** Goal of the exercise **
Write every entry out again, unchanged.

Data records
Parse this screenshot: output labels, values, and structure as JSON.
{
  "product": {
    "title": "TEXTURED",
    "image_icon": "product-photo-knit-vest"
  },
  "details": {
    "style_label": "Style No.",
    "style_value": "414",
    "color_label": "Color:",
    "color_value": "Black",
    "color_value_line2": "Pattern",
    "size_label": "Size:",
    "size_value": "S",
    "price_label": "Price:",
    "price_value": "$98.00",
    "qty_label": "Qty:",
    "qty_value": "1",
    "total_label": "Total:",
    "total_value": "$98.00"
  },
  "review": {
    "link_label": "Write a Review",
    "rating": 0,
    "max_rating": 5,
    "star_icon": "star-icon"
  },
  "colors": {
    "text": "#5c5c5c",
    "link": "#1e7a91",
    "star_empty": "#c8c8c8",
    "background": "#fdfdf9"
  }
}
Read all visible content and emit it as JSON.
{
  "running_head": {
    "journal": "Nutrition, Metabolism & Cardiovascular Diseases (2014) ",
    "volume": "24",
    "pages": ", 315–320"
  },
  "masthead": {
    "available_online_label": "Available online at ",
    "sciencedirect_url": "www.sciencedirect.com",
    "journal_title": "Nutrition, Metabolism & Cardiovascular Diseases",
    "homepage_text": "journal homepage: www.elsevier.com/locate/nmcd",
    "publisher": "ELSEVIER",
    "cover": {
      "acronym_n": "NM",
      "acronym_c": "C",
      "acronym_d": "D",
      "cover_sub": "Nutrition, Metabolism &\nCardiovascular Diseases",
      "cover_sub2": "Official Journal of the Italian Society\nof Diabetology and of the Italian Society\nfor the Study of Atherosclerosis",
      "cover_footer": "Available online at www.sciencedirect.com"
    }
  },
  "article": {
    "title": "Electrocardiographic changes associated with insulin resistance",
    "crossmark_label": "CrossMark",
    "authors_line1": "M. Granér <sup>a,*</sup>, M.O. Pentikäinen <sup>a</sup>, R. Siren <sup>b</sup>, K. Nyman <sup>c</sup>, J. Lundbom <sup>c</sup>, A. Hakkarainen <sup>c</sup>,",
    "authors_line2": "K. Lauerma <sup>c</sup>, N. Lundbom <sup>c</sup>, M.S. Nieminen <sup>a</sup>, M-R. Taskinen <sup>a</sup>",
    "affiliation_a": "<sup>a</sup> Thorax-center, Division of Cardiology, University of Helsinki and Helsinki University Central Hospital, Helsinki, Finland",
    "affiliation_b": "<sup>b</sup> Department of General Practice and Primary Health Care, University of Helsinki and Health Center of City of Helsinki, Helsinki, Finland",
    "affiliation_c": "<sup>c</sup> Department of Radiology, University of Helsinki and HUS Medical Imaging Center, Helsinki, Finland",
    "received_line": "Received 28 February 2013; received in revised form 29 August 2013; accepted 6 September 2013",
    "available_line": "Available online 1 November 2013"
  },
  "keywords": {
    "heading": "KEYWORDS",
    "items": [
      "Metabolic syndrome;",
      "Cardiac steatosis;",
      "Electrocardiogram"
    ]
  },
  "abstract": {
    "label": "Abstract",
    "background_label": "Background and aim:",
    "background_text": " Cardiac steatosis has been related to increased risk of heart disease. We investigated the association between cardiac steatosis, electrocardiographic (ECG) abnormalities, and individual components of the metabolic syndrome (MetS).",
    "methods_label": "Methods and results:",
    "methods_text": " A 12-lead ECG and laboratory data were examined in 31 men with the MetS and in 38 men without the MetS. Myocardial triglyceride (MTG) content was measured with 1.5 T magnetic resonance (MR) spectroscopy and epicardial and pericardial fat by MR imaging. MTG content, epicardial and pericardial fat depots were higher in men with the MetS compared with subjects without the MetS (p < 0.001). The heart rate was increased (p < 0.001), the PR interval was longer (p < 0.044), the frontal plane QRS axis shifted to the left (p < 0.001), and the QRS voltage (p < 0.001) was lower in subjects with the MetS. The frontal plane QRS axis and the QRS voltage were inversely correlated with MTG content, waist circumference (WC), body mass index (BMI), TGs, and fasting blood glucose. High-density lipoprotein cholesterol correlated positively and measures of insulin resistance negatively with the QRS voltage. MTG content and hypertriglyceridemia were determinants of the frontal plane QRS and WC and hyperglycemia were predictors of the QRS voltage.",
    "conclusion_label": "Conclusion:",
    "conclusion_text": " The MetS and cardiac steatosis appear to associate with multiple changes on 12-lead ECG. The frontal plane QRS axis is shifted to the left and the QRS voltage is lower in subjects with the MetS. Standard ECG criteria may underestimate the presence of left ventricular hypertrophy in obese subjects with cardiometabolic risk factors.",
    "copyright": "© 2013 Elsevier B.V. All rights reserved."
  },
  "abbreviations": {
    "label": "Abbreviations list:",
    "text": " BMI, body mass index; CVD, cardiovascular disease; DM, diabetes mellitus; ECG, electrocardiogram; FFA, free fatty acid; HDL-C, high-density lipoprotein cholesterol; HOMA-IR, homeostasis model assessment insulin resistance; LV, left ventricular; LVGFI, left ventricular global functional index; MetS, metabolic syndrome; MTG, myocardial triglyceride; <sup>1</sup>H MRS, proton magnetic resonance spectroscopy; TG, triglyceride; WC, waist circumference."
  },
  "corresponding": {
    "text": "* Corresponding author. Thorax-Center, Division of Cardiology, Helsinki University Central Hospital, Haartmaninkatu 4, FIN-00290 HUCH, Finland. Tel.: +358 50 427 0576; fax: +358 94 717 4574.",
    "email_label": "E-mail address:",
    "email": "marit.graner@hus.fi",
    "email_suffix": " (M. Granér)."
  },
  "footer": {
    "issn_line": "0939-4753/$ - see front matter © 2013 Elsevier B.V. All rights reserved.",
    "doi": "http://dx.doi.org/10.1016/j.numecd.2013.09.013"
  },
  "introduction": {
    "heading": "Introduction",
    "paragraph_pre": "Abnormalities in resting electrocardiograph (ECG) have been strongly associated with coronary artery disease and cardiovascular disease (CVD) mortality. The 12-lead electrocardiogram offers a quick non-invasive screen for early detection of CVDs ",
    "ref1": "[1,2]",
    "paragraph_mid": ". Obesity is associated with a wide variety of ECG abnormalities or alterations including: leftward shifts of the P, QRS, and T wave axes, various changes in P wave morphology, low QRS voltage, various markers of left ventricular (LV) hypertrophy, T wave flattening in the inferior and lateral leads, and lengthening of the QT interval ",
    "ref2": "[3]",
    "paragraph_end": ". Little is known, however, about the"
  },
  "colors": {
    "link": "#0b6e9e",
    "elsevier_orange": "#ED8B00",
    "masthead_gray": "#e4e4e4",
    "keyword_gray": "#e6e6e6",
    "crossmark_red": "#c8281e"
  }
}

** Exercise solution **
Parse this screenshot: output labels, values, and structure as JSON.
{
  "product": {
    "title": "TEXTURED",
    "image_icon": "product-photo-knit-vest"
  },
  "details": {
    "style_label": "Style No.",
    "style_value": "414",
    "color_label": "Color:",
    "color_value": "Black",
    "color_value_line2": "Pattern",
    "size_label": "Size:",
    "size_value": "S",
    "price_label": "Price:",
    "price_value": "$98.00",
    "qty_label": "Qty:",
    "qty_value": "1",
    "total_label": "Total:",
    "total_value": "$98.00"
  },
  "review": {
    "link_label": "Write a Review",
    "rating": 0,
    "max_rating": 5,
    "star_icon": "star-icon"
  },
  "colors": {
    "text": "#5c5c5c",
    "link": "#1e7a91",
    "star_empty": "#c8c8c8",
    "background": "#fdfdf9"
  }
}
Read all visible content and emit it as JSON.
{
  "running_head": {
    "journal": "Nutrition, Metabolism & Cardiovascular Diseases (2014) ",
    "volume": "24",
    "pages": ", 315–320"
  },
  "masthead": {
    "available_online_label": "Available online at ",
    "sciencedirect_url": "www.sciencedirect.com",
    "journal_title": "Nutrition, Metabolism & Cardiovascular Diseases",
    "homepage_text": "journal homepage: www.elsevier.com/locate/nmcd",
    "publisher": "ELSEVIER",
    "cover": {
      "acronym_n": "NM",
      "acronym_c": "C",
      "acronym_d": "D",
      "cover_sub": "Nutrition, Metabolism &\nCardiovascular Diseases",
      "cover_sub2": "Official Journal of the Italian Society\nof Diabetology and of the Italian Society\nfor the Study of Atherosclerosis",
      "cover_footer": "Available online at www.sciencedirect.com"
    }
  },
  "article": {
    "title": "Electrocardiographic changes associated with insulin resistance",
    "crossmark_label": "CrossMark",
    "authors_line1": "M. Granér <sup>a,*</sup>, M.O. Pentikäinen <sup>a</sup>, R. Siren <sup>b</sup>, K. Nyman <sup>c</sup>, J. Lundbom <sup>c</sup>, A. Hakkarainen <sup>c</sup>,",
    "authors_line2": "K. Lauerma <sup>c</sup>, N. Lundbom <sup>c</sup>, M.S. Nieminen <sup>a</sup>, M-R. Taskinen <sup>a</sup>",
    "affiliation_a": "<sup>a</sup> Thorax-center, Division of Cardiology, University of Helsinki and Helsinki University Central Hospital, Helsinki, Finland",
    "affiliation_b": "<sup>b</sup> Department of General Practice and Primary Health Care, University of Helsinki and Health Center of City of Helsinki, Helsinki, Finland",
    "affiliation_c": "<sup>c</sup> Department of Radiology, University of Helsinki and HUS Medical Imaging Center, Helsinki, Finland",
    "received_line": "Received 28 February 2013; received in revised form 29 August 2013; accepted 6 September 2013",
    "available_line": "Available online 1 November 2013"
  },
  "keywords": {
    "heading": "KEYWORDS",
    "items": [
      "Metabolic syndrome;",
      "Cardiac steatosis;",
      "Electrocardiogram"
    ]
  },
  "abstract": {
    "label": "Abstract",
    "background_label": "Background and aim:",
    "background_text": " Cardiac steatosis has been related to increased risk of heart disease. We investigated the association between cardiac steatosis, electrocardiographic (ECG) abnormalities, and individual components of the metabolic syndrome (MetS).",
    "methods_label": "Methods and results:",
    "methods_text": " A 12-lead ECG and laboratory data were examined in 31 men with the MetS and in 38 men without the MetS. Myocardial triglyceride (MTG) content was measured with 1.5 T magnetic resonance (MR) spectroscopy and epicardial and pericardial fat by MR imaging. MTG content, epicardial and pericardial fat depots were higher in men with the MetS compared with subjects without the MetS (p < 0.001). The heart rate was increased (p < 0.001), the PR interval was longer (p < 0.044), the frontal plane QRS axis shifted to the left (p < 0.001), and the QRS voltage (p < 0.001) was lower in subjects with the MetS. The frontal plane QRS axis and the QRS voltage were inversely correlated with MTG content, waist circumference (WC), body mass index (BMI), TGs, and fasting blood glucose. High-density lipoprotein cholesterol correlated positively and measures of insulin resistance negatively with the QRS voltage. MTG content and hypertriglyceridemia were determinants of the frontal plane QRS and WC and hyperglycemia were predictors of the QRS voltage.",
    "conclusion_label": "Conclusion:",
    "conclusion_text": " The MetS and cardiac steatosis appear to associate with multiple changes on 12-lead ECG. The frontal plane QRS axis is shifted to the left and the QRS voltage is lower in subjects with the MetS. Standard ECG criteria may underestimate the presence of left ventricular hypertrophy in obese subjects with cardiometabolic risk factors.",
    "copyright": "© 2013 Elsevier B.V. All rights reserved."
  },
  "abbreviations": {
    "label": "Abbreviations list:",
    "text": " BMI, body mass index; CVD, cardiovascular disease; DM, diabetes mellitus; ECG, electrocardiogram; FFA, free fatty acid; HDL-C, high-density lipoprotein cholesterol; HOMA-IR, homeostasis model assessment insulin resistance; LV, left ventricular; LVGFI, left ventricular global functional index; MetS, metabolic syndrome; MTG, myocardial triglyceride; <sup>1</sup>H MRS, proton magnetic resonance spectroscopy; TG, triglyceride; WC, waist circumference."
  },
  "corresponding": {
    "text": "* Corresponding author. Thorax-Center, Division of Cardiology, Helsinki University Central Hospital, Haartmaninkatu 4, FIN-00290 HUCH, Finland. Tel.: +358 50 427 0576; fax: +358 94 717 4574.",
    "email_label": "E-mail address:",
    "email": "marit.graner@hus.fi",
    "email_suffix": " (M. Granér)."
  },
  "footer": {
    "issn_line": "0939-4753/$ - see front matter © 2013 Elsevier B.V. All rights reserved.",
    "doi": "http://dx.doi.org/10.1016/j.numecd.2013.09.013"
  },
  "introduction": {
    "heading": "Introduction",
    "paragraph_pre": "Abnormalities in resting electrocardiograph (ECG) have been strongly associated with coronary artery disease and cardiovascular disease (CVD) mortality. The 12-lead electrocardiogram offers a quick non-invasive screen for early detection of CVDs ",
    "ref1": "[1,2]",
    "paragraph_mid": ". Obesity is associated with a wide variety of ECG abnormalities or alterations including: leftward shifts of the P, QRS, and T wave axes, various changes in P wave morphology, low QRS voltage, various markers of left ventricular (LV) hypertrophy, T wave flattening in the inferior and lateral leads, and lengthening of the QT interval ",
    "ref2": "[3]",
    "paragraph_end": ". Little is known, however, about the"
  },
  "colors": {
    "link": "#0b6e9e",
    "elsevier_orange": "#ED8B00",
    "masthead_gray": "#e4e4e4",
    "keyword_gray": "#e6e6e6",
    "crossmark_red": "#c8281e"
  }
}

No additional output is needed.